We sat down with Andy, one of our Business Intelligence (BI) consultants, to discuss the everyday life and culture of working in the fast-paced world of BI – from what the role of a Business Intelligence consultant involves, to the importance of emphasising ongoing personal development and training. Working in a fast-paced, rapidly evolving industry involves many challenges, from negotiating complex datasets to resolving client queries and questions. We discuss how these challenges are navigated, and how our approach reflects our ongoing commitment to quality. Read on to find out more.
What does the role of a Business Intelligence consultant involve?
My work as a BI consultant is usually split across two major sections. Firstly, there’s the face-to-face world of client engagement and project work. I work with new and pre-existing clients to establish their long-term BI goals, address any queries they may have, and establish a roadmap that outlines what our prospective involvement looks like.
The second part of my role is ensuring that our clients get the support and maintenance they need. From addressing any queries or concerns they may have, to consulting with support teams to aid in any potential issues or problems.
I really enjoy both aspects of my role, from handling the nuances and complications that come up to communicating a plan for the development of each client. It allows me to get a glimpse of how our work changes overall operations, and I’m passionate about ensuring that our involvement and delivery consistently adds value.
How we navigate a fast-paced and demanding market.
There are always challenges involved in such a fast-paced and evolving industry, from keeping up with the latest innovations in technology, to addressing client-side issues such as workflow confusion and process queries.
However, thanks to the wide and varied skillset of the entire DataShapa team, I never feel unsupported in tackling what’s thrown my way in any individual project. Although my expertise is in software such as Azure and the Microsoft Stack, I know that there’s advice and support just a phone call away if I encounter challenges that I’m not familiar with, and I can reciprocate when appropriate.
We are proud of the diverse community of expertise and skills we have developed here, and can freely lean on others when we need advice.
The internal culture and atmosphere of DataShapa
I think that our employment attitudes say a lot about our internal culture. We’ve been lucky enough to expand very quickly, and I think a lot of that has to do with the community that we’ve created. One of the core components of our hiring process is thinking about whether people will be a positive cultural fit, and this can often outweigh technical skill. DataShapa appreciates that, while technical experience can be learnt and developed, culture and attitudes can’t – so they often prioritise the stability and growth of the team as a whole.
We emphasise this community atmosphere outside of our work as well with regular social events and trips. This has obviously been more difficult lately with the pandemic, but the values remain. These events not only strengthen our team mentality but lets us relax and have a bit of fun as well. So far, I’ve been axe throwing, rally car driving, go-karting, even clay-pigeon shooting.
How the core values of DataShapa are reflected in everyday operations

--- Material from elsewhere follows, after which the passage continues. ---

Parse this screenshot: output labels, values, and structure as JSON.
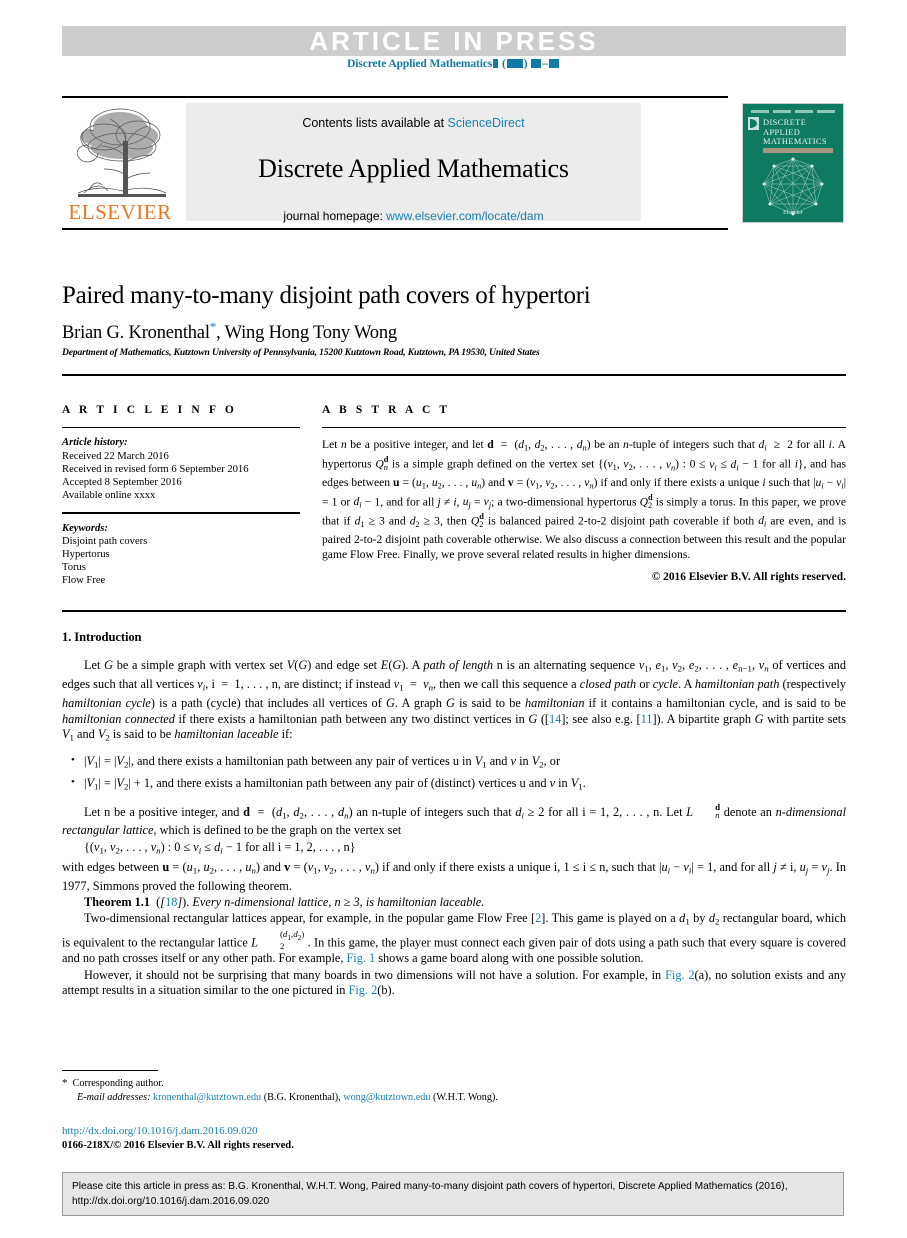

We always position ourselves as a trusted partner to any client that we work with, rather than an outsourced department or service. A client will come to us with potential projects or strategies, and we’ll work alongside them to deliver this. If we think that it may not work or may not deliver the results we expect, we won’t deliver it. Instead, we’ll collaborate with our clients to find a better route through proof of concepts, experimentation, or presentations.
This approach builds trust and showcases our honesty and authenticity. We retain our clients on this trust, and it’s a core value visible throughout our entire methodology. We don’t hide behind anything and constantly engage with our clients, which is useful when negotiating specific challenges such as resistance to workflow change or mistrust of new software.
In these circumstances, we communicate and display the value of implementation. Often, when teams realise the full potential of our involvement, they become willing to get more involved and learn, which we really encourage.
How DataShapa demonstrates its commitment to ongoing quality
DataShapa heavily invests in its team as we’ve seen, ensuring that everyone that joins the team is just as passionate about delivering quality expertise as we are. This is how we’ve gained such a wide range of skillsets.
Ongoing development and training is also highly encouraged, and we’re all mindful and aware of the latest emerging technology and the impact it could make to maintain quality and improve our own knowledge. Although the last twelve months have been strange and unusual for conferences and in-person events, I was recently able to sit through the Microsoft Power Platform Online Conference, which is always worthwhile.
There are also regular Microsoft training sessions – from Azure fundamentals to more advanced topics, while our approach of shadowing more experienced team members on projects gives us first-hand experience. I really admire this approach and commitment to training and development. It means that we’re not only comfortable with the tech we use daily, but also aware of emerging developments.
Is there anything else you’d like to say about working at DataShapa?
I think that, to summarise, I really do enjoy both the culture and the work I get to do at DataShapa. I appreciate the focus on development and training, and feel supported in the challenges I face – from project management to tech delivery. This is an aspect I haven’t experienced in my previous roles, and admire and truly value the ongoing commitment to quality – as does the rest of the DataShapa team. Now I’m here, I really can’t imagine working anywhere else.